Clarke explains that the nurse navigators in the CBCC program visit “public housing facilities and gather women there to do education sessions explaining why you need to come in for a mammogram.” And by doing so, Coleman says, they can actively thwart the fears and other impediments that prevent women from getting screened and treated for breast cancer. “Fear is definitely one of the biggest things” that prevents women from seeking the care they need, Coleman says. “Fear of the results, and the myth of [mammograms] being painful.” Beyond that, many women are fearful of what might happen if their routine mammogram shows a cancer, because most of the women CBCC works with are uninsured. “I have heard women say, ‘What’s the point of finding out if I can’t do anything about it?'” But the CBCC nurse navigators can help women sign up for Medicaid if they’re eligible and find them other sources of insurance or free treatment.

In addition, having a familiar face to help these women through the process is a big part of the program’s success, Coleman says. “A large number of our patients are Spanish-speaking and immigrants or recent immigrants. There’s a huge trust factor in filling out paperwork for them, and building that trust is necessary,” Coleman says.

Coleman says the program has grown from screening about 25 patients in its first year to screening “about 1,500 women per year. We have diagnosed about 200 cases of breast cancer since the program began.” The majority of program funding currently comes from the AVON Foundation and Susan G. Komen organization.

Offering these varying approaches to reaching patients improves the chances that all patients will be able to access the care they need, Paskett says, because “the solution has to be comprehensive and multi-level.” In Chicago, she says policy changes were instituted at the top to address “social issues and institution issues,” as well as developing new ways to work with patients directly in ways that will improve their quality of care. She explains that Ohio State also has a mobile mammogram unit that travels to Appalachia to bring care to populations that might not otherwise be able to access it.

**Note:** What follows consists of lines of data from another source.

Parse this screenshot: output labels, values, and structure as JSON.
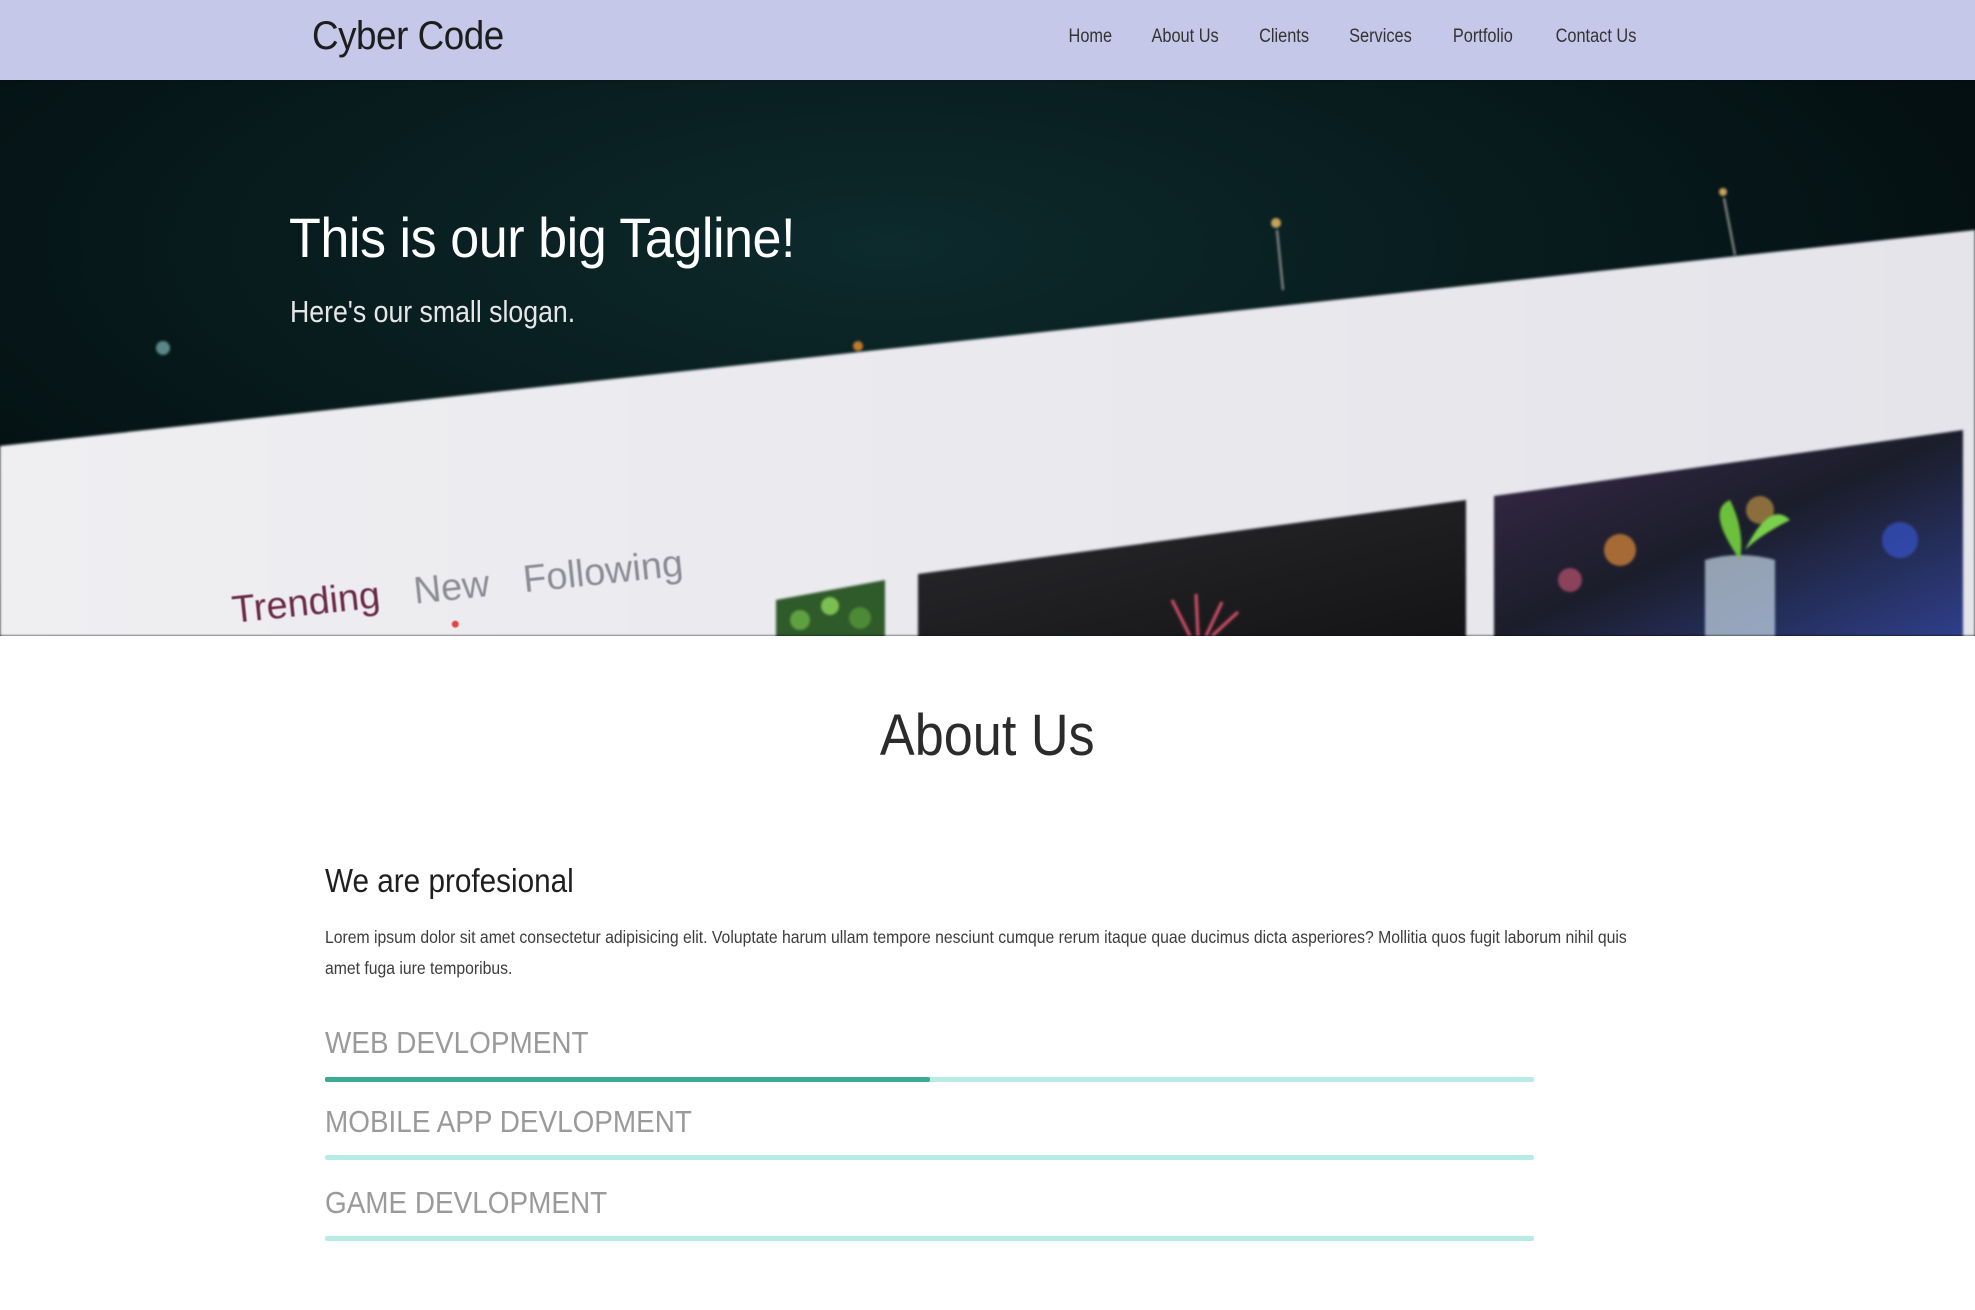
{
  "navbar": {
    "brand": "Cyber Code",
    "links": [
      "Home",
      "About Us",
      "Clients",
      "Services",
      "Portfolio",
      "Contact Us"
    ]
  },
  "hero": {
    "tagline": "This is our big Tagline!",
    "slogan": "Here's our small slogan.",
    "screen_tabs": [
      "Trending",
      "New",
      "Following"
    ],
    "active_tab": "New"
  },
  "about": {
    "title": "About Us",
    "subtitle": "We are profesional",
    "text": "Lorem ipsum dolor sit amet consectetur adipisicing elit. Voluptate harum ullam tempore nesciunt cumque rerum itaque quae ducimus dicta asperiores? Mollitia quos fugit laborum nihil quis amet fuga iure temporibus.",
    "skills": [
      {
        "label": "WEB DEVLOPMENT",
        "progress": 0.5
      },
      {
        "label": "MOBILE APP DEVLOPMENT",
        "progress": 0
      },
      {
        "label": "GAME DEVLOPMENT",
        "progress": 0
      }
    ]
  },
  "colors": {
    "navbar_bg": "#c5c8e8",
    "skill_track": "#b7ece6",
    "skill_fill": "#3aaa97"
  }
}
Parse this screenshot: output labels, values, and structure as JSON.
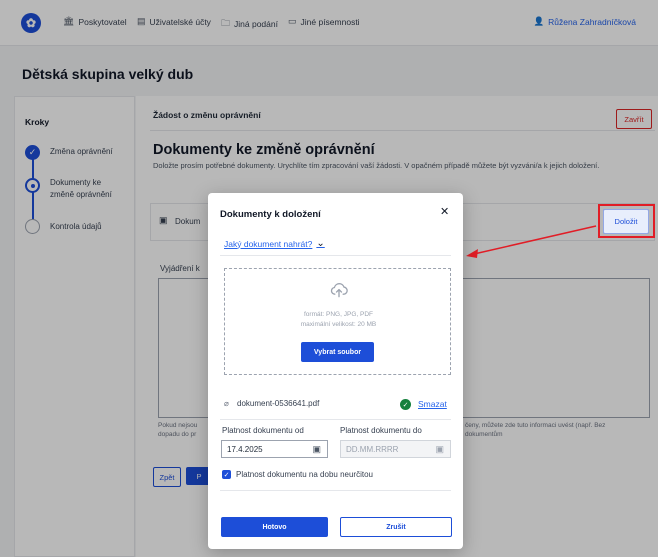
{
  "topbar": {
    "nav": [
      {
        "label": "Poskytovatel",
        "icon": "building-icon"
      },
      {
        "label": "Uživatelské účty",
        "icon": "accounts-icon"
      },
      {
        "label": "Jiná podání",
        "icon": "documents-icon"
      },
      {
        "label": "Jiné písemnosti",
        "icon": "book-icon"
      }
    ],
    "user": "Růžena Zahradníčková"
  },
  "page": {
    "title": "Dětská skupina velký dub"
  },
  "sidebar": {
    "heading": "Kroky",
    "steps": [
      {
        "label": "Změna oprávnění",
        "state": "done"
      },
      {
        "label": "Dokumenty ke",
        "label2": "změně oprávnění",
        "state": "active"
      },
      {
        "label": "Kontrola údajů",
        "state": "todo"
      }
    ]
  },
  "main": {
    "request_title": "Žádost o změnu oprávnění",
    "close_label": "Zavřít",
    "heading": "Dokumenty ke změně oprávnění",
    "description": "Doložte prosím potřebné dokumenty. Urychlíte tím zpracování vaší žádosti. V opačném případě můžete být vyzváni/a k jejich doložení.",
    "doc_row_label": "Dokum",
    "upload_label": "Doložit",
    "statement_label": "Vyjádření k",
    "hint": "Pokud nejsou ... dopadu do pr ... čeny, můžete zde tuto informaci uvést (např. Bez ... dokumentům",
    "hint_left": "Pokud nejsou",
    "hint_left2": "dopadu do pr",
    "hint_right": "čeny, můžete zde tuto informaci uvést (např. Bez",
    "hint_right2": "dokumentům",
    "back_label": "Zpět",
    "next_label": "P"
  },
  "modal": {
    "title": "Dokumenty k doložení",
    "which_doc_link": "Jaký dokument nahrát?",
    "format_text": "formát: PNG, JPG, PDF",
    "max_size_text": "maximální velikost: 20 MB",
    "choose_file_label": "Vybrat soubor",
    "file_name": "dokument-0536641.pdf",
    "delete_label": "Smazat",
    "valid_from_label": "Platnost dokumentu od",
    "valid_from_value": "17.4.2025",
    "valid_to_label": "Platnost dokumentu do",
    "valid_to_placeholder": "DD.MM.RRRR",
    "indefinite_label": "Platnost dokumentu na dobu neurčitou",
    "indefinite_checked": true,
    "done_label": "Hotovo",
    "cancel_label": "Zrušit"
  },
  "colors": {
    "primary": "#1d4ed8",
    "danger": "#dc2626",
    "annotation": "#e11d26",
    "success": "#15803d"
  }
}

Similarly in Montana, Hulvat says the emphasis is on “treating the patient, not the disease,” and that means reaching people the way they need to be reached. We have to be a little bit creative,” she says, citing the example of the Native American population in Montana, which typically relies “on oral histories. It’s in their blood, so they have to know somebody who gives them a message. They don’t care about a billboard or a tweet, but if someone at church says you need a mammogram and the bus comes here,” then they’re much more likely to take advantage of the service. Although it can be a slower means of education, if it works, that makes it more efficient in the long run.